The 1954 MG TF received a friendly reception when it was introduced,
but no one -- neither media man nor customer -- ever went into raptures
over the performance. If looked at as a more highly developed TD, then
the TF was acceptable, but it wasn't the new MG that most enthusiasts
had been awaiting. This, incidentally, didn't surprise or dismay MG's
managers because they agreed with every sentiment, although they were,
of course, very discreet about the comments they made in public.
The 1954 MG TF Roadster looked more graceful
than the TD it replaced.
The fact was that the TF, priced in the U.S. at $2,250, was no longer a performance bargain. It might have looked more graceful than the TD it replaced, but it was no faster, and it was a bit less economical at that. The new TR2, which could honestly claim a top speed nearly 25 mph faster than the TF, sold for very similar money, and offered more space, more modern full-width styling, and threw a sizable luggage locker into the deal as well.
No matter, the British seemed to like the TF. The Autocar magazine stated that it "has been restyled to produce a much cleaner external appearance though retaining the MG Midget characteristics," while The Motor opined that "the MG Midget open sports 2-seater has been very much improved for 1954."
The 1954 MG TF Roadster was actually little
more than the TD warmed over.
Opinion-makers in the U.S., however, were particularly scathing. Perhaps because of that, sales began to dry up after the first rush of customers had been satisfied -- those who will always buy a new model, even before knowing whether or not it's better than the old.
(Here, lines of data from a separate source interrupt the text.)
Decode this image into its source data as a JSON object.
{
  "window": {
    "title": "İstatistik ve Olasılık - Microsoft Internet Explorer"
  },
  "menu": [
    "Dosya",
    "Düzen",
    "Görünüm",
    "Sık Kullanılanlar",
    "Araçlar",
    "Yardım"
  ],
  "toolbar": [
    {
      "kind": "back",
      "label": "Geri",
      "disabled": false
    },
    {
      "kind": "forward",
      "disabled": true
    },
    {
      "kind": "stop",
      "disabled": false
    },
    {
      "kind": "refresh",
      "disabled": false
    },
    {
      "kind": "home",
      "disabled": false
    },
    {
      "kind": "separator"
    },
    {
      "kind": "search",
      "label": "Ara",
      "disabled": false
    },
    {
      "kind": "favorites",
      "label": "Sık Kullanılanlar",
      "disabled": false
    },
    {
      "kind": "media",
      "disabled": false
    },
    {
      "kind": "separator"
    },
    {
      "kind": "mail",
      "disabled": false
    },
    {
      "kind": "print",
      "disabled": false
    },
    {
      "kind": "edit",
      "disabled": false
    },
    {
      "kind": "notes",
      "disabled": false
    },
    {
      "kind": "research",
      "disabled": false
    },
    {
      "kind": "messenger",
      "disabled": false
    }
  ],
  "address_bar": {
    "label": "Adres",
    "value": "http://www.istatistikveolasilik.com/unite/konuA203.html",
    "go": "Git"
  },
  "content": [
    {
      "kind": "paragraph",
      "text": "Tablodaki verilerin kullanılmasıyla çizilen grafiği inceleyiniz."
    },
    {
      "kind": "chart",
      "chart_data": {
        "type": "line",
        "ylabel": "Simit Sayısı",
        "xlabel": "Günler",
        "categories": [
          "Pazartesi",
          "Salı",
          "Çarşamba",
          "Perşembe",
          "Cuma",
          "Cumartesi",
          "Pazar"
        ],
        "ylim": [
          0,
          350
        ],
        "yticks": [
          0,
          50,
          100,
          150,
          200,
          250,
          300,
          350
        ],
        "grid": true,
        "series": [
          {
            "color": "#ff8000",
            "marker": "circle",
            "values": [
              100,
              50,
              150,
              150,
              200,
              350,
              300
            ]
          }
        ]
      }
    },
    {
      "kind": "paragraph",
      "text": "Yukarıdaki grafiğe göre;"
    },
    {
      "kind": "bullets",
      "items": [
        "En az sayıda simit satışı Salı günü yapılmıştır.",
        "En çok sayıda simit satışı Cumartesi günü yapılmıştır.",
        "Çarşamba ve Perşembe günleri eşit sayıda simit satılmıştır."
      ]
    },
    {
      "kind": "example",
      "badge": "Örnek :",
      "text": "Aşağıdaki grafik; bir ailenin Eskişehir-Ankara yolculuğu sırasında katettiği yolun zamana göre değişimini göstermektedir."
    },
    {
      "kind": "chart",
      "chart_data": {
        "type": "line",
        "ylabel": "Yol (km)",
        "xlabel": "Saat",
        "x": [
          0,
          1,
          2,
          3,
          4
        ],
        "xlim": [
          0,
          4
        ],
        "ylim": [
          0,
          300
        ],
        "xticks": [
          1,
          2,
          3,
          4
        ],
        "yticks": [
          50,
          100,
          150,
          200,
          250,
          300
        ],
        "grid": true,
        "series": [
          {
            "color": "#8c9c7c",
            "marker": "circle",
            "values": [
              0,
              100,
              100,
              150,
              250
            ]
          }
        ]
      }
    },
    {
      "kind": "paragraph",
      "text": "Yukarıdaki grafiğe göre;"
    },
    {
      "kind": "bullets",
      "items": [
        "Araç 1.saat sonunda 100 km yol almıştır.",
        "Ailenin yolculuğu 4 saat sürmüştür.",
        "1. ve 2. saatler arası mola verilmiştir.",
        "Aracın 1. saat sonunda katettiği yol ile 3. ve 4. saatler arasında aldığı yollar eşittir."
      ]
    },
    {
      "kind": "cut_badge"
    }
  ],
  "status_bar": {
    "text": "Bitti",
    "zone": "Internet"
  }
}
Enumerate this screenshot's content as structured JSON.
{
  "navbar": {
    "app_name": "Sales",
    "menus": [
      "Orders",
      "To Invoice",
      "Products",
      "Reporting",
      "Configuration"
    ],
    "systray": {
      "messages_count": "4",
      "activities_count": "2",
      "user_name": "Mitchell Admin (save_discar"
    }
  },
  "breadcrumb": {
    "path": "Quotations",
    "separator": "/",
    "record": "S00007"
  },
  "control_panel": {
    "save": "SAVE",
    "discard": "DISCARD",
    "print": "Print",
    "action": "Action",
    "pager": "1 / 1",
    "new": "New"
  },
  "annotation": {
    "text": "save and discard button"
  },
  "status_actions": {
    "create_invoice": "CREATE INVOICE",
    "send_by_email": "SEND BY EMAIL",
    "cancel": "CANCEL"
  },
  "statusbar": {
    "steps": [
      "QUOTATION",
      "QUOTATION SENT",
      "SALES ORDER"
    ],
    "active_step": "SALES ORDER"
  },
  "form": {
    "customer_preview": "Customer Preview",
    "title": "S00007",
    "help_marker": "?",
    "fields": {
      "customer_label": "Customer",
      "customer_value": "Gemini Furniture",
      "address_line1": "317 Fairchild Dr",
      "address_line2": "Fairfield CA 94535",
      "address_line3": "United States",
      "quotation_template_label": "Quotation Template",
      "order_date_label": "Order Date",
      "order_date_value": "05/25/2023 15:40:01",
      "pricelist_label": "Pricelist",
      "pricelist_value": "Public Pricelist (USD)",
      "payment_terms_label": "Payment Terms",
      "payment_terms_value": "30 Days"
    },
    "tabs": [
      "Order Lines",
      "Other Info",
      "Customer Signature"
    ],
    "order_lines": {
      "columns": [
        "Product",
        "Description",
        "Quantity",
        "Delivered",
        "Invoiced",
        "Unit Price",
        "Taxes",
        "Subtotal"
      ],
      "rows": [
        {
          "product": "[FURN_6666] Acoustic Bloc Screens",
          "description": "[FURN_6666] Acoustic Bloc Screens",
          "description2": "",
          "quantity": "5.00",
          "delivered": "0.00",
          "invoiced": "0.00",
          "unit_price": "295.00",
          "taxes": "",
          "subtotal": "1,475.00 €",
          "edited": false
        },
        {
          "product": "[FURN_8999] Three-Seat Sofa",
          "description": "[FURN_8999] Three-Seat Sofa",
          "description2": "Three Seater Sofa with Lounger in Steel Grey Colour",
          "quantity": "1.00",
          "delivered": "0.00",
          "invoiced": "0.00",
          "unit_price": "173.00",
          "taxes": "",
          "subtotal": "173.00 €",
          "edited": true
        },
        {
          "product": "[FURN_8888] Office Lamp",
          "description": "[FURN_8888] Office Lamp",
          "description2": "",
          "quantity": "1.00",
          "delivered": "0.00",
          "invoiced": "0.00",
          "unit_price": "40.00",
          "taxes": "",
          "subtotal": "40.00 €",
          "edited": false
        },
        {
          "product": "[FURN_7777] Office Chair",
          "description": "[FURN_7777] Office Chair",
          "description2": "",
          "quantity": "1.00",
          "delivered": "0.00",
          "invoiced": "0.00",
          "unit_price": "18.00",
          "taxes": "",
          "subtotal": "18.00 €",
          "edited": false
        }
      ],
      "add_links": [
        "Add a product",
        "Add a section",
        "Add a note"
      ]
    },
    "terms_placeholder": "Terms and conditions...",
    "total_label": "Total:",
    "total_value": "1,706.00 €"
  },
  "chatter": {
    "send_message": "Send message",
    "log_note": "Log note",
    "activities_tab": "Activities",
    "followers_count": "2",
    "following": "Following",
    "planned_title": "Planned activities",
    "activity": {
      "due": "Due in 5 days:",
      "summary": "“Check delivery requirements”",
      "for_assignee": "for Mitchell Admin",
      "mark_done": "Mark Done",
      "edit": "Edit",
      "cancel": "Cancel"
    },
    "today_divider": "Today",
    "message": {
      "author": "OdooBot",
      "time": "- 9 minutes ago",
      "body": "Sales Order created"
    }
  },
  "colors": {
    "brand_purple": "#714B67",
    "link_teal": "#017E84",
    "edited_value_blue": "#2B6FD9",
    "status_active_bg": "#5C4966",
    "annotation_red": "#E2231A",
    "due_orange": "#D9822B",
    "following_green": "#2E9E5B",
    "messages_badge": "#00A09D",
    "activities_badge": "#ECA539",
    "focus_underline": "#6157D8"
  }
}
Mechanix Illustrated road tester Tom McCahill's famous retort, "Mrs. Casey's dead cat, slightly warmed over," was joined by Road & Track's more sober judgement: "The new TF is an anomaly, a retrogression. ..." Even so, R&T admitted that "the fact remains that the entire staff of R&T vied with each other to produce the best reason for using the MG."
The 1954 MG TF Roadster was less popular
in the U.S. than in Britain.
So it wasn't that the TF was a bad car. It was actually a good car, well-built and thoughtfully equipped by the standards of the Thirties -- but not the Fifties. Not even the return of wire wheels, and all those wonderful octagonal touches, could save it. If, like the Morgans that followed in the Sixties, a lot more horsepower had been available, sheer brute acceleration might have made up for the lack of top speed, but with only 76.3 cid/1.25 liters and 57 horsepower up front, there was no chance of that.
On the next page, learn about the engine that powered the MG.
For more information about cars, see: